### SUPPLIED DATA
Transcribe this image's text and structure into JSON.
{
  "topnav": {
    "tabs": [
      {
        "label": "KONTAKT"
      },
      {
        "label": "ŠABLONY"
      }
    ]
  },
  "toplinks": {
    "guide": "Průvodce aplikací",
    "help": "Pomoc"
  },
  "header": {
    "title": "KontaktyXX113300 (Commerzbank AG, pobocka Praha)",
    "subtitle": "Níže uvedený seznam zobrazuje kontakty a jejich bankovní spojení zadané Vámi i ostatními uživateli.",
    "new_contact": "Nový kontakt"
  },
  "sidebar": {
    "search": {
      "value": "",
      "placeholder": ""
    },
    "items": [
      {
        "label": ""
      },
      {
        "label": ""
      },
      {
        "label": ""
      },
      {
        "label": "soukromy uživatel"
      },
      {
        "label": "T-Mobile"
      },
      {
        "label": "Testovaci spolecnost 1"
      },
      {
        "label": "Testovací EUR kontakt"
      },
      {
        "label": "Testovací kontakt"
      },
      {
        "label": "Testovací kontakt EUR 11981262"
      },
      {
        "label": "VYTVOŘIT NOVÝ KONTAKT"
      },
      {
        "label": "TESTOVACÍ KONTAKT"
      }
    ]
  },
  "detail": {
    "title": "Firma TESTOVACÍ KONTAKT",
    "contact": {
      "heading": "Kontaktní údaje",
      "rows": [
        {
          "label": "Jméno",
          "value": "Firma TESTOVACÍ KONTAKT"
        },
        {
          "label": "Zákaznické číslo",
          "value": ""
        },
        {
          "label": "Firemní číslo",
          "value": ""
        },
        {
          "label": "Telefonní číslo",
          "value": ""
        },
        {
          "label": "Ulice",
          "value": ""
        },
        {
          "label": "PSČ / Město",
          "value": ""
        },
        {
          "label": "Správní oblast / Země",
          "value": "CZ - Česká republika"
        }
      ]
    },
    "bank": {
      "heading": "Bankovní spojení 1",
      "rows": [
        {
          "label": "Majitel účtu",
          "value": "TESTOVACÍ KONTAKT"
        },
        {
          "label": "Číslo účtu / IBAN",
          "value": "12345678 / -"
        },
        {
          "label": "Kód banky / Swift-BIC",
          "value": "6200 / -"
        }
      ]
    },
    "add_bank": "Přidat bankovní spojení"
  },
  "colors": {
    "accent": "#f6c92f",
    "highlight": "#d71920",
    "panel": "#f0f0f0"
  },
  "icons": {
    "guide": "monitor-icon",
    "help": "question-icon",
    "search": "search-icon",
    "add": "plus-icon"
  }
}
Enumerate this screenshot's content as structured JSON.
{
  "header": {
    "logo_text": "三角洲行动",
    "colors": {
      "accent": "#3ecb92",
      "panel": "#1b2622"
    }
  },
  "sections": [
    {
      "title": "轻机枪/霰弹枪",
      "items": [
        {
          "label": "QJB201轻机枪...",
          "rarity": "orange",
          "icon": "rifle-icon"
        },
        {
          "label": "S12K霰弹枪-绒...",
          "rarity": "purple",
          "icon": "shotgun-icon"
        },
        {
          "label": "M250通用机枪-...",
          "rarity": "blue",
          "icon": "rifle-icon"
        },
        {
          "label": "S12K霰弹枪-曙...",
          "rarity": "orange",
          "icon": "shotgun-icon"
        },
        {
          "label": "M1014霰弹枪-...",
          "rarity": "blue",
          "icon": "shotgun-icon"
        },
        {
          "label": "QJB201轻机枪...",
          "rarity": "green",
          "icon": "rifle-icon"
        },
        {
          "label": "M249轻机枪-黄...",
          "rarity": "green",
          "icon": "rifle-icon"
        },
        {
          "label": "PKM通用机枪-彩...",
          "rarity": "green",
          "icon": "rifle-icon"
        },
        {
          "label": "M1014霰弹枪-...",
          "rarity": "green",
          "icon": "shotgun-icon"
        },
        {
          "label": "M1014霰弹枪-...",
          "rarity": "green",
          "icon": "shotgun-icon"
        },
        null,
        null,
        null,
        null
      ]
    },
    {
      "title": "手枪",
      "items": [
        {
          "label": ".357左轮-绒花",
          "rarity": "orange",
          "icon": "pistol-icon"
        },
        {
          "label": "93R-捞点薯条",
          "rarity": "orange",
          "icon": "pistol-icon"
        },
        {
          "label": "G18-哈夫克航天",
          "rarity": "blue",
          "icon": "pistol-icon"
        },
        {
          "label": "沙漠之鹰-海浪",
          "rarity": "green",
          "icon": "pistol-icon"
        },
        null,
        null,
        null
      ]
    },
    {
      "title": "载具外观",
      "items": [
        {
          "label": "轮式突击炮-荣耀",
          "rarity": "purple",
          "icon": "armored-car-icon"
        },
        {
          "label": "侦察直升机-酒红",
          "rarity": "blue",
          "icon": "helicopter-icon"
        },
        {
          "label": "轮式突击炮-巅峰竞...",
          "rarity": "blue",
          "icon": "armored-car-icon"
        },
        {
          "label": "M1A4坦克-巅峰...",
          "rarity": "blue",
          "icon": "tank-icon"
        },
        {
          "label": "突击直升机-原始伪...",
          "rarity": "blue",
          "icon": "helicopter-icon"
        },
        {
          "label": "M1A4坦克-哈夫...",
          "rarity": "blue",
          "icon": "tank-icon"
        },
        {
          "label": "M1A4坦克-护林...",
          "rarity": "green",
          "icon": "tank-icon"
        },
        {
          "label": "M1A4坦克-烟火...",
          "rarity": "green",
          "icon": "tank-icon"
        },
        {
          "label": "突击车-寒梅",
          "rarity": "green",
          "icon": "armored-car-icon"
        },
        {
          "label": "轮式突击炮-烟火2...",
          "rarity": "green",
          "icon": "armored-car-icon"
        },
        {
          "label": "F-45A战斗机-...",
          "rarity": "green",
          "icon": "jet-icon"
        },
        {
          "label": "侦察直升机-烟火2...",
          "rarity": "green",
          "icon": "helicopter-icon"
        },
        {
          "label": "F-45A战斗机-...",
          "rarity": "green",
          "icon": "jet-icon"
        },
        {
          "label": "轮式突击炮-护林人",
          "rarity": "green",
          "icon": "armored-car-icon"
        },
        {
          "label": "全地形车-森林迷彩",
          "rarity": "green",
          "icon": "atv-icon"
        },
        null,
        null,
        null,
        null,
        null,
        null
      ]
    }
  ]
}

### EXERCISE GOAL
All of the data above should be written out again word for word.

### RESPONSE
Transcribe this image's text and structure into JSON.
{
  "topnav": {
    "tabs": [
      {
        "label": "KONTAKT"
      },
      {
        "label": "ŠABLONY"
      }
    ]
  },
  "toplinks": {
    "guide": "Průvodce aplikací",
    "help": "Pomoc"
  },
  "header": {
    "title": "KontaktyXX113300 (Commerzbank AG, pobocka Praha)",
    "subtitle": "Níže uvedený seznam zobrazuje kontakty a jejich bankovní spojení zadané Vámi i ostatními uživateli.",
    "new_contact": "Nový kontakt"
  },
  "sidebar": {
    "search": {
      "value": "",
      "placeholder": ""
    },
    "items": [
      {
        "label": ""
      },
      {
        "label": ""
      },
      {
        "label": ""
      },
      {
        "label": "soukromy uživatel"
      },
      {
        "label": "T-Mobile"
      },
      {
        "label": "Testovaci spolecnost 1"
      },
      {
        "label": "Testovací EUR kontakt"
      },
      {
        "label": "Testovací kontakt"
      },
      {
        "label": "Testovací kontakt EUR 11981262"
      },
      {
        "label": "VYTVOŘIT NOVÝ KONTAKT"
      },
      {
        "label": "TESTOVACÍ KONTAKT"
      }
    ]
  },
  "detail": {
    "title": "Firma TESTOVACÍ KONTAKT",
    "contact": {
      "heading": "Kontaktní údaje",
      "rows": [
        {
          "label": "Jméno",
          "value": "Firma TESTOVACÍ KONTAKT"
        },
        {
          "label": "Zákaznické číslo",
          "value": ""
        },
        {
          "label": "Firemní číslo",
          "value": ""
        },
        {
          "label": "Telefonní číslo",
          "value": ""
        },
        {
          "label": "Ulice",
          "value": ""
        },
        {
          "label": "PSČ / Město",
          "value": ""
        },
        {
          "label": "Správní oblast / Země",
          "value": "CZ - Česká republika"
        }
      ]
    },
    "bank": {
      "heading": "Bankovní spojení 1",
      "rows": [
        {
          "label": "Majitel účtu",
          "value": "TESTOVACÍ KONTAKT"
        },
        {
          "label": "Číslo účtu / IBAN",
          "value": "12345678 / -"
        },
        {
          "label": "Kód banky / Swift-BIC",
          "value": "6200 / -"
        }
      ]
    },
    "add_bank": "Přidat bankovní spojení"
  },
  "colors": {
    "accent": "#f6c92f",
    "highlight": "#d71920",
    "panel": "#f0f0f0"
  },
  "icons": {
    "guide": "monitor-icon",
    "help": "question-icon",
    "search": "search-icon",
    "add": "plus-icon"
  }
}
Enumerate this screenshot's content as structured JSON.
{
  "header": {
    "logo_text": "三角洲行动",
    "colors": {
      "accent": "#3ecb92",
      "panel": "#1b2622"
    }
  },
  "sections": [
    {
      "title": "轻机枪/霰弹枪",
      "items": [
        {
          "label": "QJB201轻机枪...",
          "rarity": "orange",
          "icon": "rifle-icon"
        },
        {
          "label": "S12K霰弹枪-绒...",
          "rarity": "purple",
          "icon": "shotgun-icon"
        },
        {
          "label": "M250通用机枪-...",
          "rarity": "blue",
          "icon": "rifle-icon"
        },
        {
          "label": "S12K霰弹枪-曙...",
          "rarity": "orange",
          "icon": "shotgun-icon"
        },
        {
          "label": "M1014霰弹枪-...",
          "rarity": "blue",
          "icon": "shotgun-icon"
        },
        {
          "label": "QJB201轻机枪...",
          "rarity": "green",
          "icon": "rifle-icon"
        },
        {
          "label": "M249轻机枪-黄...",
          "rarity": "green",
          "icon": "rifle-icon"
        },
        {
          "label": "PKM通用机枪-彩...",
          "rarity": "green",
          "icon": "rifle-icon"
        },
        {
          "label": "M1014霰弹枪-...",
          "rarity": "green",
          "icon": "shotgun-icon"
        },
        {
          "label": "M1014霰弹枪-...",
          "rarity": "green",
          "icon": "shotgun-icon"
        },
        null,
        null,
        null,
        null
      ]
    },
    {
      "title": "手枪",
      "items": [
        {
          "label": ".357左轮-绒花",
          "rarity": "orange",
          "icon": "pistol-icon"
        },
        {
          "label": "93R-捞点薯条",
          "rarity": "orange",
          "icon": "pistol-icon"
        },
        {
          "label": "G18-哈夫克航天",
          "rarity": "blue",
          "icon": "pistol-icon"
        },
        {
          "label": "沙漠之鹰-海浪",
          "rarity": "green",
          "icon": "pistol-icon"
        },
        null,
        null,
        null
      ]
    },
    {
      "title": "载具外观",
      "items": [
        {
          "label": "轮式突击炮-荣耀",
          "rarity": "purple",
          "icon": "armored-car-icon"
        },
        {
          "label": "侦察直升机-酒红",
          "rarity": "blue",
          "icon": "helicopter-icon"
        },
        {
          "label": "轮式突击炮-巅峰竞...",
          "rarity": "blue",
          "icon": "armored-car-icon"
        },
        {
          "label": "M1A4坦克-巅峰...",
          "rarity": "blue",
          "icon": "tank-icon"
        },
        {
          "label": "突击直升机-原始伪...",
          "rarity": "blue",
          "icon": "helicopter-icon"
        },
        {
          "label": "M1A4坦克-哈夫...",
          "rarity": "blue",
          "icon": "tank-icon"
        },
        {
          "label": "M1A4坦克-护林...",
          "rarity": "green",
          "icon": "tank-icon"
        },
        {
          "label": "M1A4坦克-烟火...",
          "rarity": "green",
          "icon": "tank-icon"
        },
        {
          "label": "突击车-寒梅",
          "rarity": "green",
          "icon": "armored-car-icon"
        },
        {
          "label": "轮式突击炮-烟火2...",
          "rarity": "green",
          "icon": "armored-car-icon"
        },
        {
          "label": "F-45A战斗机-...",
          "rarity": "green",
          "icon": "jet-icon"
        },
        {
          "label": "侦察直升机-烟火2...",
          "rarity": "green",
          "icon": "helicopter-icon"
        },
        {
          "label": "F-45A战斗机-...",
          "rarity": "green",
          "icon": "jet-icon"
        },
        {
          "label": "轮式突击炮-护林人",
          "rarity": "green",
          "icon": "armored-car-icon"
        },
        {
          "label": "全地形车-森林迷彩",
          "rarity": "green",
          "icon": "atv-icon"
        },
        null,
        null,
        null,
        null,
        null,
        null
      ]
    }
  ]
}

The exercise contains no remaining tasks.